That’s where Fair Pay for Home Care comes in. It would boost state funding so that thousands of home care workers would get 150 percent of the minimum wage, or up to $22.50 an hour. Note that if the minimum wage had simply kept pace with inflation, it would now be over $20 an hour.

When I last wrote about this for The River, back in February, it looked like Fair Pay for Home Care had a shot at being enacted. Senate Majority Leader Andrea Stewart-Cousins had put a version of Fair Pay into her budget. But Cuomo didn’t bite, nor did the assembly.

The new governor, Kathy Hochul, and members of her staff appear to be far more friendly to Fair Pay. And as of this writing, 68 assembly members and 31 senators are on board as co-sponsors…and counting.
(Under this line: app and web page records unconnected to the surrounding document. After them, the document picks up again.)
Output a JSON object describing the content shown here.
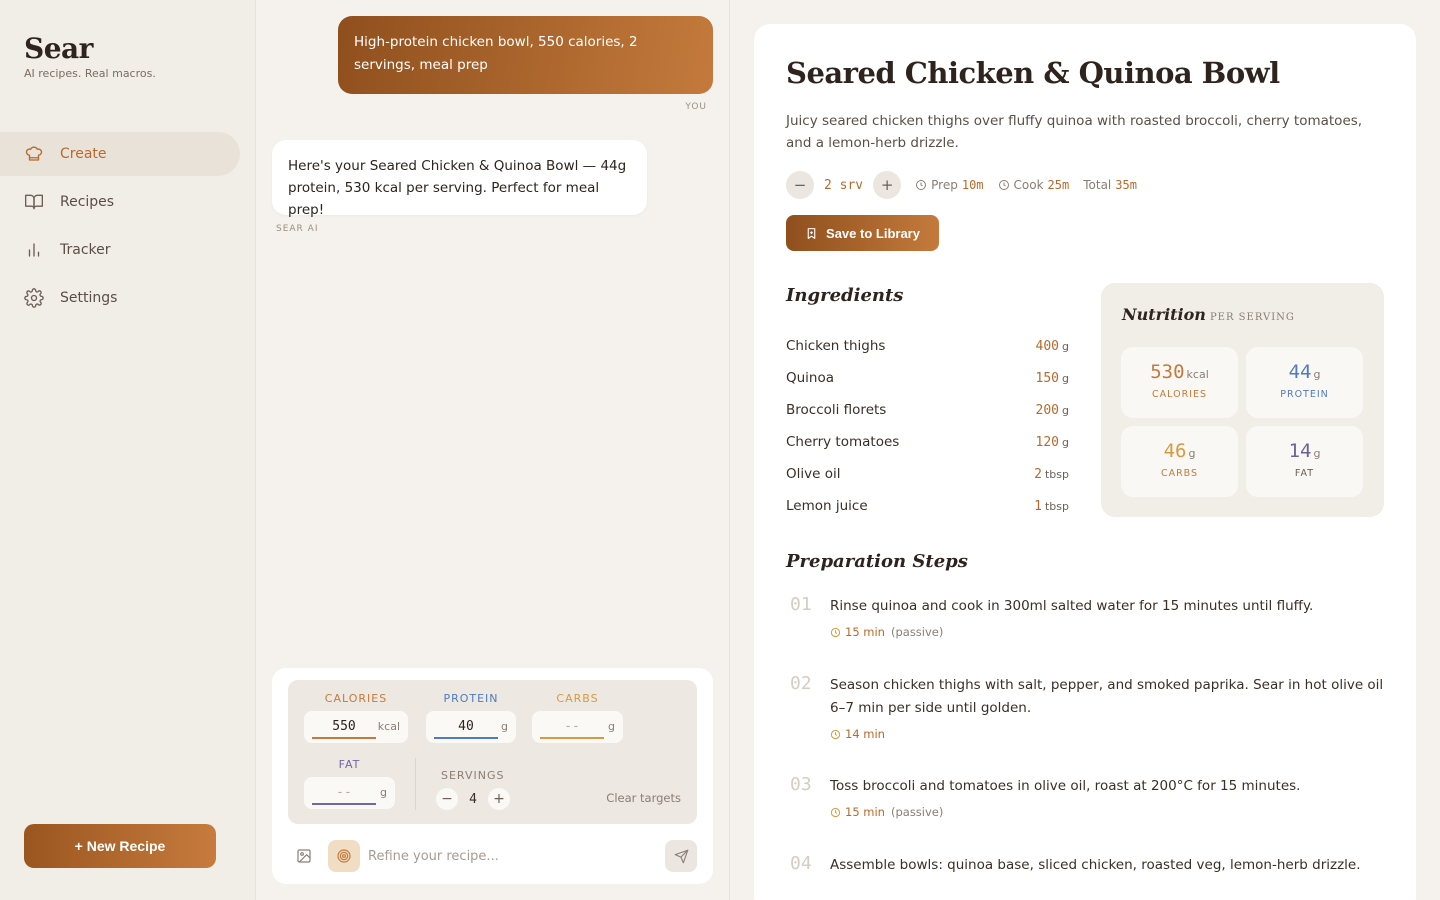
{
  "brand": {
    "name": "Sear",
    "tagline": "AI recipes. Real macros."
  },
  "nav": [
    {
      "label": "Create",
      "icon": "chef-hat-icon",
      "active": true
    },
    {
      "label": "Recipes",
      "icon": "book-icon",
      "active": false
    },
    {
      "label": "Tracker",
      "icon": "bar-chart-icon",
      "active": false
    },
    {
      "label": "Settings",
      "icon": "gear-icon",
      "active": false
    }
  ],
  "new_recipe_label": "+ New Recipe",
  "chat": {
    "user_message": "High-protein chicken bowl, 550 calories, 2 servings, meal prep",
    "user_label": "YOU",
    "ai_message": "Here's your Seared Chicken & Quinoa Bowl — 44g protein, 530 kcal per serving. Perfect for meal prep!",
    "ai_label": "SEAR AI"
  },
  "targets": {
    "calories": {
      "label": "CALORIES",
      "value": "550",
      "unit": "kcal",
      "color": "#c47a3c"
    },
    "protein": {
      "label": "PROTEIN",
      "value": "40",
      "unit": "g",
      "color": "#4f7bbf"
    },
    "carbs": {
      "label": "CARBS",
      "value": "--",
      "unit": "g",
      "color": "#d79a3e"
    },
    "fat": {
      "label": "FAT",
      "value": "--",
      "unit": "g",
      "color": "#7266a8"
    },
    "servings_label": "SERVINGS",
    "servings_value": "4",
    "clear_label": "Clear targets"
  },
  "composer": {
    "placeholder": "Refine your recipe..."
  },
  "recipe": {
    "title": "Seared Chicken & Quinoa Bowl",
    "description": "Juicy seared chicken thighs over fluffy quinoa with roasted broccoli, cherry tomatoes, and a lemon-herb drizzle.",
    "servings": "2 srv",
    "prep_label": "Prep",
    "prep_value": "10m",
    "cook_label": "Cook",
    "cook_value": "25m",
    "total_label": "Total",
    "total_value": "35m",
    "save_label": "Save to Library",
    "ingredients_heading": "Ingredients",
    "ingredients": [
      {
        "name": "Chicken thighs",
        "qty": "400",
        "unit": "g"
      },
      {
        "name": "Quinoa",
        "qty": "150",
        "unit": "g"
      },
      {
        "name": "Broccoli florets",
        "qty": "200",
        "unit": "g"
      },
      {
        "name": "Cherry tomatoes",
        "qty": "120",
        "unit": "g"
      },
      {
        "name": "Olive oil",
        "qty": "2",
        "unit": "tbsp"
      },
      {
        "name": "Lemon juice",
        "qty": "1",
        "unit": "tbsp"
      }
    ],
    "nutrition": {
      "heading": "Nutrition",
      "sub": "PER SERVING",
      "calories": {
        "value": "530",
        "unit": "kcal",
        "label": "CALORIES",
        "color": "#c47a3c"
      },
      "protein": {
        "value": "44",
        "unit": "g",
        "label": "PROTEIN",
        "color": "#4f7bbf"
      },
      "carbs": {
        "value": "46",
        "unit": "g",
        "label": "CARBS",
        "color": "#d79a3e"
      },
      "fat": {
        "value": "14",
        "unit": "g",
        "label": "FAT",
        "color": "#6a6494"
      }
    },
    "steps_heading": "Preparation Steps",
    "steps": [
      {
        "num": "01",
        "text": "Rinse quinoa and cook in 300ml salted water for 15 minutes until fluffy.",
        "time": "15 min",
        "note": "(passive)"
      },
      {
        "num": "02",
        "text": "Season chicken thighs with salt, pepper, and smoked paprika. Sear in hot olive oil 6–7 min per side until golden.",
        "time": "14 min",
        "note": ""
      },
      {
        "num": "03",
        "text": "Toss broccoli and tomatoes in olive oil, roast at 200°C for 15 minutes.",
        "time": "15 min",
        "note": "(passive)"
      },
      {
        "num": "04",
        "text": "Assemble bowls: quinoa base, sliced chicken, roasted veg, lemon-herb drizzle.",
        "time": "",
        "note": ""
      }
    ]
  }
}
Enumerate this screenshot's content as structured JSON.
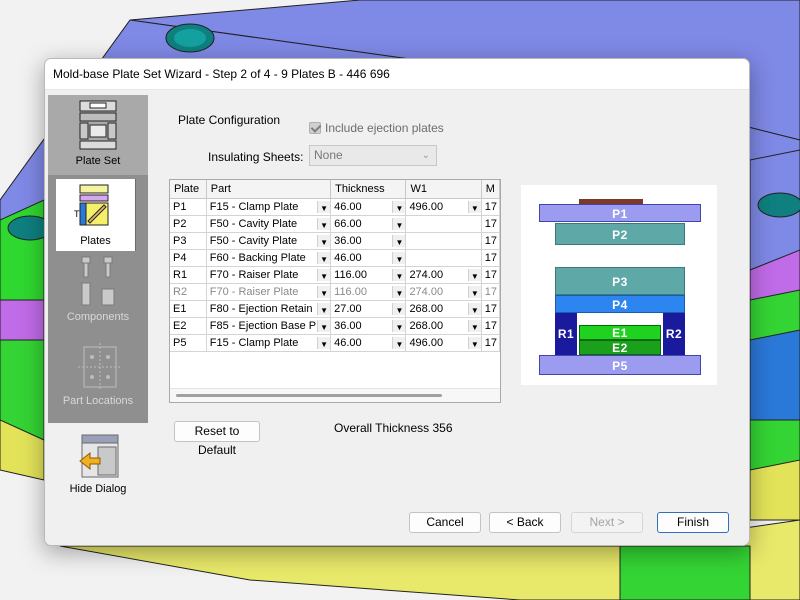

You can feel the momentum building. The NY Caring Majority, a consortium of several nonprofits, has sponsored four well-attended virtual roundtable events with elected officials around the state this fall. The Hudson Valley event, on October 18, featured nine state legislators—notably, six Democrats and three Republicans.

Why are Republicans, whose fiscal conservatism usually makes them less willing to back social spending measures, sympathetic to Fair Pay for Home Care? Well, as advocates point out, if Fair Pay passes, it can successfully address a host of issues that people across the political spectrum agree on:

  • Funding an increase in pay will help retain and attract workers to a fast-growing field, with work that can’t be outsourced or offshored.
  • With COVID deaths in the spotlight in nursing homes, the demand for safer care at home—already high—has accelerated, a trend that is expected to continue.
  • Home care is significantly less expensive to the state than nursing home charges.
  • Investing in a living wage for home care workers means they will have far less need for social services, such as food stamps.
  • In fact, a study earlier this year by the CUNY School of Labor and Urban Studies found that the combination of such savings, along with the increased buying power of higher wages, would result in a net gain for the economy.

Moreover, if Biden’s Build Back Better plan passes, several billion dollars for home care should be headed our way. This promise of federal funding would add even greater impetus for Fair Pay.

Since the episode last June, the picture for Gemma has improved, as she finally found a home care worker she can rely on…for now, at least. As for Assemblyman Cahill, he has stepped up, penning an op-ed in the Kingston Daily Freeman and adding his voice to the chorus at the Hudson Valley roundtable.

If you agree, let your voice be heard. The time is past due for Fair Pay for Home Care, and budget decisions are being made as we speak. The NY Caring Majority has a petition drive going to the governor and legislative leaders. Thousands have signed, but your support is needed. Please add your name today—it really makes a difference.

The River is a nonpartisan news organization, and the opinions of columnists and editorial writers do not necessarily reflect the opinions of the newsroom.